People have been deforesting the Earth for thousands of years, primarily
to clear land for crops or livestock. Although tropical forests are
largely confined to developing countries, they aren’t just meeting local
or national needs; economic globalization means that the needs and wants
of the global population are bearing down on them as well. Direct causes
of deforestation are agricultural expansion, wood extraction (e.g.,
logging or wood harvest for domestic fuel or charcoal), and infrastructure
expansion such as road building and urbanization. Rarely is there a single
direct cause for deforestation. Most often, multiple processes work
simultaneously or sequentially to cause deforestation.
biggest direct cause of tropical deforestation is conversion to cropland
and pasture, mostly for subsistence, which is growing crops or raising
livestock to meet daily needs. The conversion to agricultural land usually
results from multiple direct factors. For example, countries build roads
into remote areas to improve overland transportation of goods. The road
development itself causes a limited amount of deforestation. But roads
also provide entry to previously inaccessible—and often unclaimed—land.
Logging, both legal and illegal, often follows road expansion (and in some
cases is the reason for the road expansion). When loggers have harvested
an area’s valuable timber, they move on. The roads and the logged areas
become a magnet for settlers—farmers and ranchers who slash and burn the
remaining forest for cropland or cattle pasture, completing the
deforestation chain that began with road building. In other cases, forests
that have been degraded by logging become fire-prone and are eventually
deforested by repeated accidental fires from adjacent farms or pastures.
activities have dominated agriculture-driven deforestation in the tropics
to date, large-scale commercial activities are playing an increasingly
significant role. In the Amazon, industrial-scale cattle ranching and
soybean production for world markets are increasingly important causes of
deforestation, and in Indonesia, the conversion of tropical forest to
commercial palm tree plantations to produce bio-fuels for export is a
major cause of deforestation on Borneo and Sumatra.
poverty is often cited as the underlying cause of tropical
deforestation, analyses of multiple scientific studies indicate that that
explanation is an oversimplification. Poverty does drive people to migrate
to forest frontiers, where they engage in slash and burn forest clearing
for subsistence. But rarely does one factor alone bear the sole
responsibility for tropical deforestation.
State policies to encourage
economic development, such as road and railway expansion projects, have
caused significant, unintentional deforestation in the Amazon and Central

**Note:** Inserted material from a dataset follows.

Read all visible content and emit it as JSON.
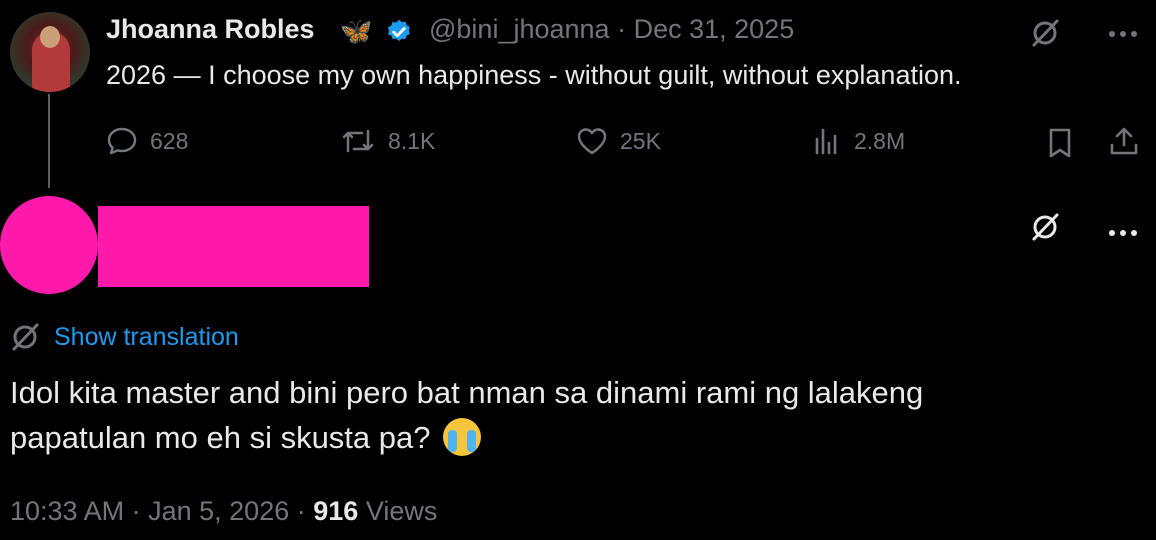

America. Agricultural subsidies and tax breaks, as well as timber
concessions, have encouraged forest clearing as well. Global economic
factors such as a country’s foreign debt, expanding global markets for
rainforest timber and pulpwood, or low domestic costs of land, labor, and
fuel can encourage deforestation over more sustainable land use.
Access to technology may
either enhance or diminish deforestation. The availability of technologies
that allow “industrial-scale” agriculture can spur rapid forest
clearing, while inefficient technology in the logging industry increases
collateral damage in surrounding forests, making subsequent deforestation
more likely. Underlying factors are rarely isolated; instead, multiple
global and local factors exert synergistic influences on tropical
deforestation in different geographic locations.
Another way to look at
deforestation is in terms of the percent of a country’s forest that was
cleared over time. By this metric, the island nation of Comoros (north of
Madagascar) fared the worst, clearing nearly 60 percent of its forests
between 1990 and 2005. Landlocked Burundi in central Africa was second,
clearing 47 percent of its forests. The other top five countries that
cleared large percentages of their forests were Togo, in West Africa (44
percent); Honduras (37 percent); and Mauritania (36 percent). Thirteen
other tropical countries or island territories cleared 20 percent or more
of their forests between 1990-2005.
Credit: NASA Earth